__DATASET ENTRIES__.
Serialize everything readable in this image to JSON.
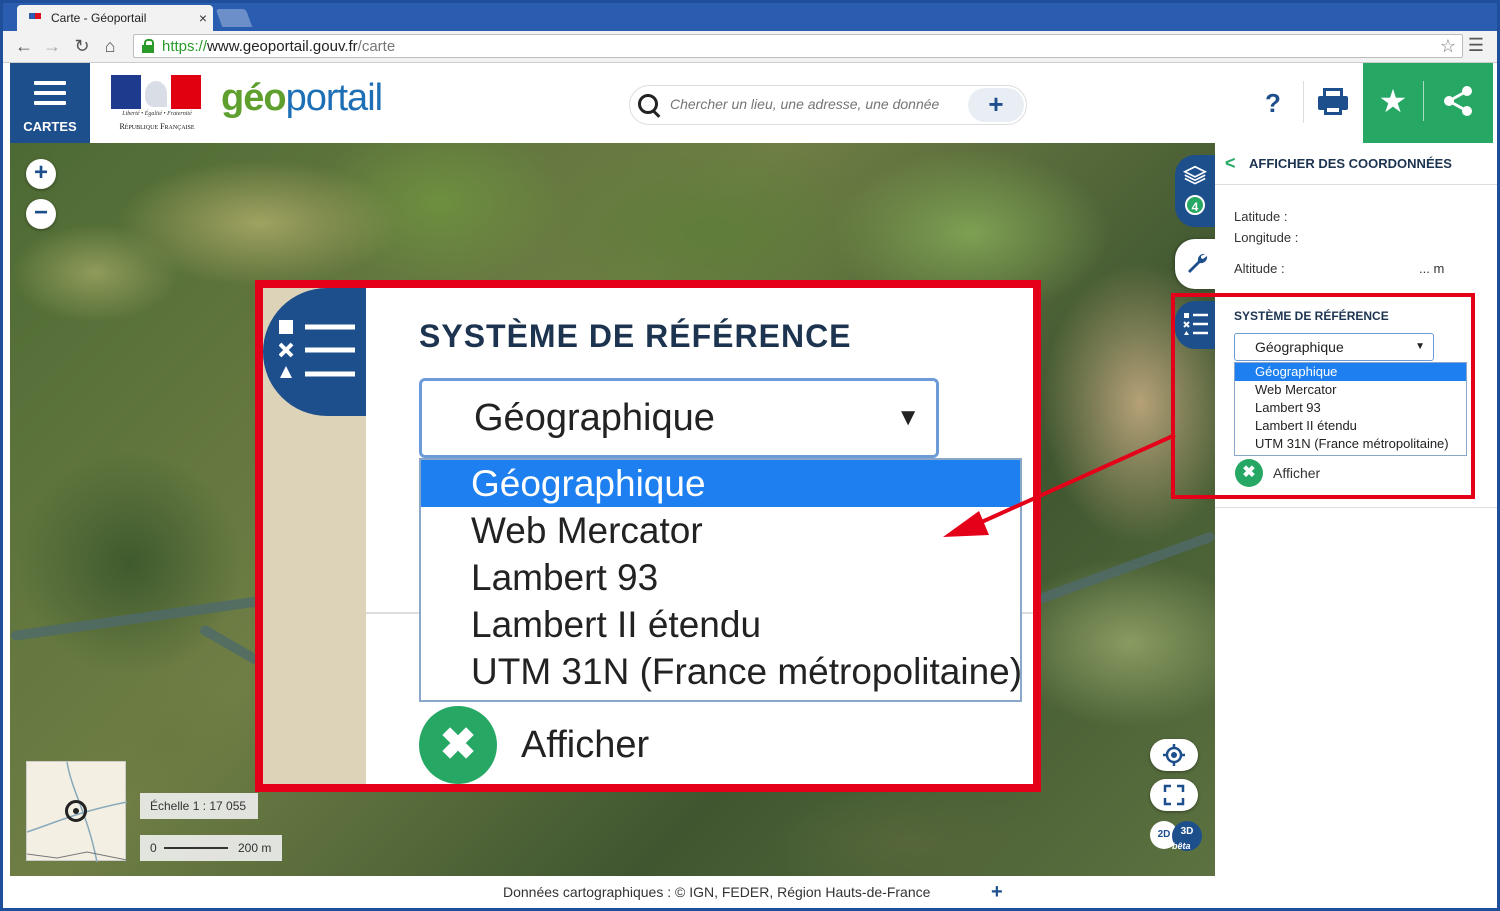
{
  "browser": {
    "tab_title": "Carte - Géoportail",
    "tab_close": "×",
    "url_scheme": "https://",
    "url_host": "www.geoportail.gouv.fr",
    "url_path": "/carte"
  },
  "header": {
    "menu_label": "CARTES",
    "rf_motto": "Liberté • Égalité • Fraternité",
    "rf_name": "République Française",
    "logo_part1": "g",
    "logo_part2": "éo",
    "logo_part3": "portail",
    "search_placeholder": "Chercher un lieu, une adresse, une donnée",
    "add_label": "+",
    "help_label": "?"
  },
  "map": {
    "zoom_in": "+",
    "zoom_out": "−",
    "scale_text": "Échelle 1 : 17 055",
    "scale_start": "0",
    "scale_end": "200 m",
    "btn_2d": "2D",
    "btn_3d": "3D",
    "btn_beta": "bêta"
  },
  "sidebar": {
    "layers_count": "4"
  },
  "panel": {
    "back": "<",
    "title": "AFFICHER DES COORDONNÉES",
    "latitude_label": "Latitude :",
    "longitude_label": "Longitude :",
    "altitude_label": "Altitude :",
    "altitude_value": "... m",
    "ref_title": "SYSTÈME DE RÉFÉRENCE",
    "ref_selected": "Géographique",
    "ref_options": [
      "Géographique",
      "Web Mercator",
      "Lambert 93",
      "Lambert II étendu",
      "UTM 31N (France métropolitaine)"
    ],
    "afficher_label": "Afficher"
  },
  "zoom": {
    "title": "SYSTÈME DE RÉFÉRENCE",
    "selected": "Géographique",
    "options": [
      "Géographique",
      "Web Mercator",
      "Lambert 93",
      "Lambert II étendu",
      "UTM 31N (France métropolitaine)"
    ],
    "afficher_label": "Afficher"
  },
  "footer": {
    "credits": "Données cartographiques : ©  IGN,  FEDER,  Région Hauts-de-France",
    "more": "+"
  },
  "colors": {
    "brand_blue": "#1d4f8c",
    "brand_green": "#26a864",
    "highlight_red": "#e5001a",
    "selection_blue": "#1e80f0"
  }
}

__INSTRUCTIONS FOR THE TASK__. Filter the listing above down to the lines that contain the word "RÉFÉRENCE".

__RESPONSE TO THIS TASK__.
    "ref_title": "SYSTÈME DE RÉFÉRENCE",
    "title": "SYSTÈME DE RÉFÉRENCE",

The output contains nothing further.